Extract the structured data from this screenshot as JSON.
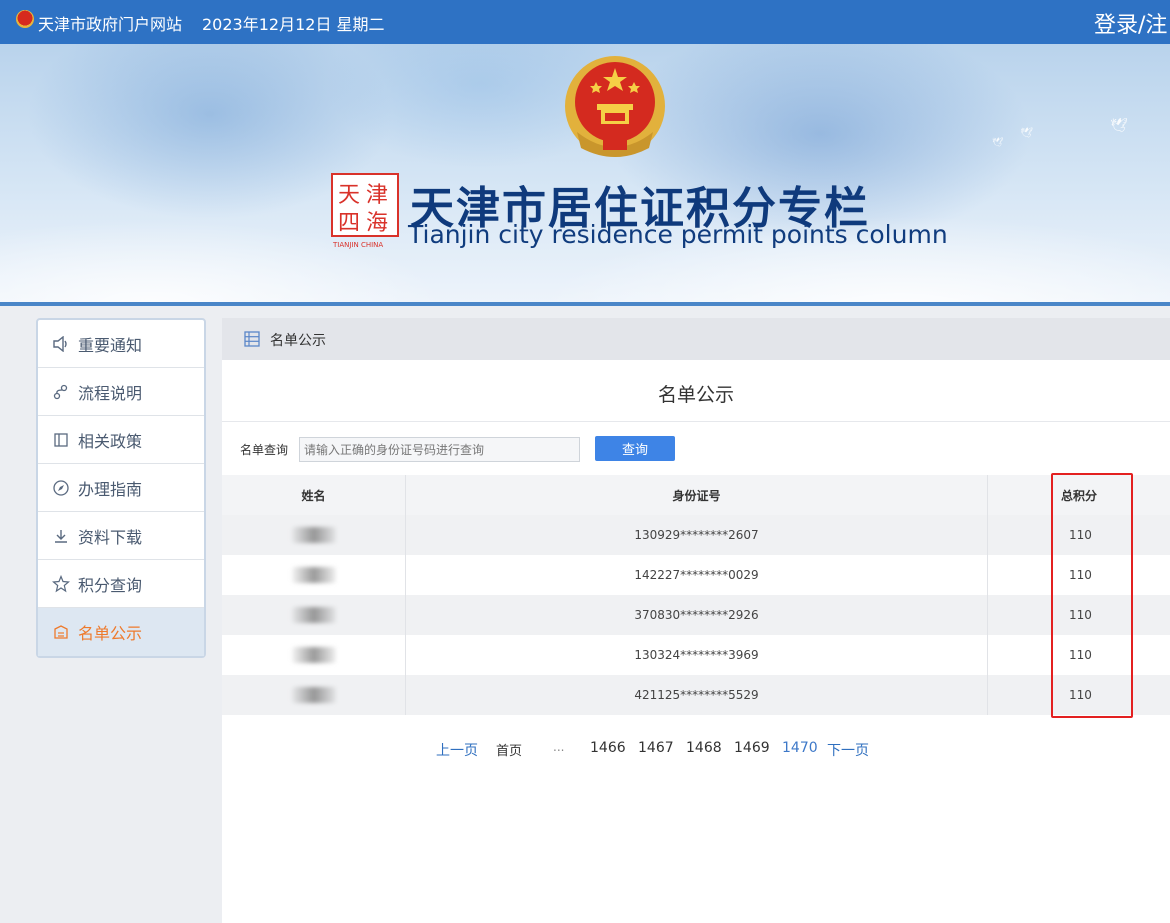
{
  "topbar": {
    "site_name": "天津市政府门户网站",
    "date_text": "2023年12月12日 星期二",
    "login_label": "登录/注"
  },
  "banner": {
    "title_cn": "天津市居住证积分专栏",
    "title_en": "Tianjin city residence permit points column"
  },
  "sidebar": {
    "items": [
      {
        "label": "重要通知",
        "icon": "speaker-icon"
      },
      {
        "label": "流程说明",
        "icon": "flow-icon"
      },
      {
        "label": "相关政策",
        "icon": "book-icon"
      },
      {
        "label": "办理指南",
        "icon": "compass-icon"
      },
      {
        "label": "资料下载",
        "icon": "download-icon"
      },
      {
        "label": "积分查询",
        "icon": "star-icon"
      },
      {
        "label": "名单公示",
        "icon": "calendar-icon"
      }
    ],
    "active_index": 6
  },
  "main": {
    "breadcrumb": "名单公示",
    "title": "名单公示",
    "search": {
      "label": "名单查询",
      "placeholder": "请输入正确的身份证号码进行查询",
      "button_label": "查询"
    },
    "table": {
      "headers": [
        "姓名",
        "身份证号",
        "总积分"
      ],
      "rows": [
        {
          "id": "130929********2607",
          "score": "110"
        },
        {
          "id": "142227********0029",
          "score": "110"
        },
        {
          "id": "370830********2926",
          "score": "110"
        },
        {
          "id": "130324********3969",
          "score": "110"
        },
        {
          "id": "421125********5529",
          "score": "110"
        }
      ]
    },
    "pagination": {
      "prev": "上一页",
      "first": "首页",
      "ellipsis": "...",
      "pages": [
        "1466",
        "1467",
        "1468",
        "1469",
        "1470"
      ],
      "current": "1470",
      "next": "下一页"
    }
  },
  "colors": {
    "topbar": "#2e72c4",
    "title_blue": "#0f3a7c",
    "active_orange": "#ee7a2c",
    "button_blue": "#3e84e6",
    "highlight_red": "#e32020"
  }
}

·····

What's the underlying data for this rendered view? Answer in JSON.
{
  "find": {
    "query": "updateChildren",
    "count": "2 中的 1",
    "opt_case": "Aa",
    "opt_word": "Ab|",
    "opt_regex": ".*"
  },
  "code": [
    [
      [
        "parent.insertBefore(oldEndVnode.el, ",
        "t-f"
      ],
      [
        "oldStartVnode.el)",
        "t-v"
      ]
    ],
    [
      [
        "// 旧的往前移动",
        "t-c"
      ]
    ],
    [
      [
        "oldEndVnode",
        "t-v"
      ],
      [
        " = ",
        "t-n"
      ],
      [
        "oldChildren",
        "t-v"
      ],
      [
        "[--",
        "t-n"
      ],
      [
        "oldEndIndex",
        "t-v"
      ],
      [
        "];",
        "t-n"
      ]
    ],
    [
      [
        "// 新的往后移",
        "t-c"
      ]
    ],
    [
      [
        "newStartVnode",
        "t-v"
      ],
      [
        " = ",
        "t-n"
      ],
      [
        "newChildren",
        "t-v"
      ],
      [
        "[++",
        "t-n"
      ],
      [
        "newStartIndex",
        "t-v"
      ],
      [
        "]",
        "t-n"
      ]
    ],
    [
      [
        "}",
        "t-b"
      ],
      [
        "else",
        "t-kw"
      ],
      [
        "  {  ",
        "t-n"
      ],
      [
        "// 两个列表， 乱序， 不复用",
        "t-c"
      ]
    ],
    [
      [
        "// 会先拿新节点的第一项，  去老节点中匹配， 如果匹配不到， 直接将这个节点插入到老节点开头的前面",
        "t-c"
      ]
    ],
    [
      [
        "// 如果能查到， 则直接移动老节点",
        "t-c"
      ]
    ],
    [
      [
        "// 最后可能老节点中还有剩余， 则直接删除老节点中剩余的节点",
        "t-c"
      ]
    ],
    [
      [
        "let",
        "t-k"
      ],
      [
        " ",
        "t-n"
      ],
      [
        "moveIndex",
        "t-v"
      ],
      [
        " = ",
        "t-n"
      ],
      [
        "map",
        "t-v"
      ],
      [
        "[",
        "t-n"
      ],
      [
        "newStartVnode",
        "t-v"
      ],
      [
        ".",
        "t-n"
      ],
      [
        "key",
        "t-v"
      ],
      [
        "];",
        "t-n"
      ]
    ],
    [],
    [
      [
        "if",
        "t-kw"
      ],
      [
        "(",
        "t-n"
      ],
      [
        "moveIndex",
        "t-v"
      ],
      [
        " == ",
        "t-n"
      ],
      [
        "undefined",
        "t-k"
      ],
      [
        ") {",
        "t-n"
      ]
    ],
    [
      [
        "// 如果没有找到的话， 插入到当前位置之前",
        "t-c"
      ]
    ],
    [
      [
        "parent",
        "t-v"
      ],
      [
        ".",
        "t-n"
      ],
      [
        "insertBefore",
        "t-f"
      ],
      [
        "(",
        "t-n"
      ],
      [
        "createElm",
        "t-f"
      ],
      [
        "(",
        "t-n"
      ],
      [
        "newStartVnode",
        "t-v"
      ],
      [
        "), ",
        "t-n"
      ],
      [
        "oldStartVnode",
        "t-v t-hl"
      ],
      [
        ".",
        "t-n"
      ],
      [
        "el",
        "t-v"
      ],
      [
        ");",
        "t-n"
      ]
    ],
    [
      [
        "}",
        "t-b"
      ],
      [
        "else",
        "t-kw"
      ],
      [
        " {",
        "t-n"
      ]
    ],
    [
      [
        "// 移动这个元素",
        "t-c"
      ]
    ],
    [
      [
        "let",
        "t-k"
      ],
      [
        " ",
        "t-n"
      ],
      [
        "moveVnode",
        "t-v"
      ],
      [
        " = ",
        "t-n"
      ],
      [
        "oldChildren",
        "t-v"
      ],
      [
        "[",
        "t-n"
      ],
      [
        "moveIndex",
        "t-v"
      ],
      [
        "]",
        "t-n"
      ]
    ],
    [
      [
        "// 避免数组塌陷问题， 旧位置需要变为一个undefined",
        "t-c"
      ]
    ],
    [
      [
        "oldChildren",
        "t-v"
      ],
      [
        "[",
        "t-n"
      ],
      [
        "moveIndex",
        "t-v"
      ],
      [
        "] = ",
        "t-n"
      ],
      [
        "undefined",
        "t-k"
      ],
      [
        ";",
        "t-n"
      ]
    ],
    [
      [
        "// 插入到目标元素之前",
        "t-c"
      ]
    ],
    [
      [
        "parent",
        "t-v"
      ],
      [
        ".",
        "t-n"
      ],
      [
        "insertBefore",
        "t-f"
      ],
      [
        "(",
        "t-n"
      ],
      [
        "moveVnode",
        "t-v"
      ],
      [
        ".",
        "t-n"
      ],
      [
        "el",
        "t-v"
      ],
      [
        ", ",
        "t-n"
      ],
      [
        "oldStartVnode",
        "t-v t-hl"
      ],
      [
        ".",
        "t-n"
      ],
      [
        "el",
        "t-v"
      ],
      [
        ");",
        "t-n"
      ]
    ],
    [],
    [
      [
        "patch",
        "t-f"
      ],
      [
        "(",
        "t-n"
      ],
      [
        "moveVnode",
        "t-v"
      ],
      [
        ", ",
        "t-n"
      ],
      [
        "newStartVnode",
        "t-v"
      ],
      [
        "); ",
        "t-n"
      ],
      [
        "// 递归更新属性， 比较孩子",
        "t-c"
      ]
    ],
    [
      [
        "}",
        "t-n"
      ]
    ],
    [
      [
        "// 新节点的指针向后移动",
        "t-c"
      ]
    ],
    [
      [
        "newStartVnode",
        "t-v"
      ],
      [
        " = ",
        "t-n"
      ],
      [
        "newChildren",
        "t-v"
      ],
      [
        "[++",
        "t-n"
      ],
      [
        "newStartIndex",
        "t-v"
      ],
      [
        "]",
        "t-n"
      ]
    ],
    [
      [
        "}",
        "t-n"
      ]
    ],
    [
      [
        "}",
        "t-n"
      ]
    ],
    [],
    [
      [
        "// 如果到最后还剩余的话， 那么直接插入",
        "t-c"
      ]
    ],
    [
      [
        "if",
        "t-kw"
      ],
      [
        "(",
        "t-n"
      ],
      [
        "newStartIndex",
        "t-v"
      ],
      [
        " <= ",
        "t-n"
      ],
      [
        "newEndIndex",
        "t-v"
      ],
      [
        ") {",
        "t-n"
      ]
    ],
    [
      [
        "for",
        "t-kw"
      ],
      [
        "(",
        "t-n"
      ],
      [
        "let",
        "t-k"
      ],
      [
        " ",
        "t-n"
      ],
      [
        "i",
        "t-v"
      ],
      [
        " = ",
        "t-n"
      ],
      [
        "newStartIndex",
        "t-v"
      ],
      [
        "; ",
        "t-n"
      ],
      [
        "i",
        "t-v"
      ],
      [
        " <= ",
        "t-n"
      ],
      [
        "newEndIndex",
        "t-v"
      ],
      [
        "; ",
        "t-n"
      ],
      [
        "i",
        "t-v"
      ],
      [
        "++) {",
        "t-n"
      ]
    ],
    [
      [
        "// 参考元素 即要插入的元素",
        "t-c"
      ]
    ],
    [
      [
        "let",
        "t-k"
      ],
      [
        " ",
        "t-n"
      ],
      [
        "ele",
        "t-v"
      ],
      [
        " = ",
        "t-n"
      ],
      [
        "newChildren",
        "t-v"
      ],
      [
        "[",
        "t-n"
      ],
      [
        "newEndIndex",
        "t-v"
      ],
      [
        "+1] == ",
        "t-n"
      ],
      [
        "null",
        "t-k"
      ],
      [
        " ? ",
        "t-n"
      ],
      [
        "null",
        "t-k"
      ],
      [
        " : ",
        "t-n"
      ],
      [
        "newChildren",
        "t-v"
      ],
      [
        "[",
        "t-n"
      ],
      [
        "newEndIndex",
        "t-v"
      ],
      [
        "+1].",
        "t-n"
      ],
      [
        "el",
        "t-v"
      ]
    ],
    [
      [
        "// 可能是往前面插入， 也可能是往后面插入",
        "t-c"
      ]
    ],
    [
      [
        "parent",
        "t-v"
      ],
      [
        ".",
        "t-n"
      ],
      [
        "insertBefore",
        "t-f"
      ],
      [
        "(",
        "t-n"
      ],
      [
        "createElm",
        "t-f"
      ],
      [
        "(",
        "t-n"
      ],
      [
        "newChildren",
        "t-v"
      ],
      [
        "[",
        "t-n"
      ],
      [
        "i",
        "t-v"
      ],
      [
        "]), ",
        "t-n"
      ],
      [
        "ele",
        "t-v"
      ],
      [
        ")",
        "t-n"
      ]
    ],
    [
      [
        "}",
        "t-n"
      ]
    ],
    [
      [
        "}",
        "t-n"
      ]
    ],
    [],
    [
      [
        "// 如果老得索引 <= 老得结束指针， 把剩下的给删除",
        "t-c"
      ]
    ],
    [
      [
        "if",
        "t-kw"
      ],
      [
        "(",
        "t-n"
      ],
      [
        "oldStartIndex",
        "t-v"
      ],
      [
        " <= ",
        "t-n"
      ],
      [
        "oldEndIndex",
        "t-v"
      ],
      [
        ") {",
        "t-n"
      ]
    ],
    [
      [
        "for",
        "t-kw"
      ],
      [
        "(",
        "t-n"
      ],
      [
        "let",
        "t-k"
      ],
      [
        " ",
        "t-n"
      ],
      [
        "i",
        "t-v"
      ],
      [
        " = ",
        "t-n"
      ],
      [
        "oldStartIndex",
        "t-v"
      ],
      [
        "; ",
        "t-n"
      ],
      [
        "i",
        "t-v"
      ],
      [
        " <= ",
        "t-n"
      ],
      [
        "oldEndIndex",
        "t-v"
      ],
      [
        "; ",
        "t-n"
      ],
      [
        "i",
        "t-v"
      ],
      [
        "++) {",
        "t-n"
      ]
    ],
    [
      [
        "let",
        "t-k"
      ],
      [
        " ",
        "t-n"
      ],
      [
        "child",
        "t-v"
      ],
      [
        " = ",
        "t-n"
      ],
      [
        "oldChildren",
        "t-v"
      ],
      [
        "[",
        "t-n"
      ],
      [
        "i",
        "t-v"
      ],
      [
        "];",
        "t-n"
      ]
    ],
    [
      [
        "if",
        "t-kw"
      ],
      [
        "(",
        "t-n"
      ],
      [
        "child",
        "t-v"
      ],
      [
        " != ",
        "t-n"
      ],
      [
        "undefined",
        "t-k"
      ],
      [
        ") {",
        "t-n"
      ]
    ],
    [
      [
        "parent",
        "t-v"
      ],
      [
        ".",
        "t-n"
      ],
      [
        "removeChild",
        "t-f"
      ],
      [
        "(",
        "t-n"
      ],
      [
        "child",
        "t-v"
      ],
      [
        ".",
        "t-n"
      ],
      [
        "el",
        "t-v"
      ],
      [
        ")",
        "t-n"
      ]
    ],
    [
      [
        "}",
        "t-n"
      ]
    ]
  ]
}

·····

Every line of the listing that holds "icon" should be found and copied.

        "icon": "speaker-icon"
        "icon": "flow-icon"
        "icon": "book-icon"
        "icon": "compass-icon"
        "icon": "download-icon"
        "icon": "star-icon"
        "icon": "calendar-icon"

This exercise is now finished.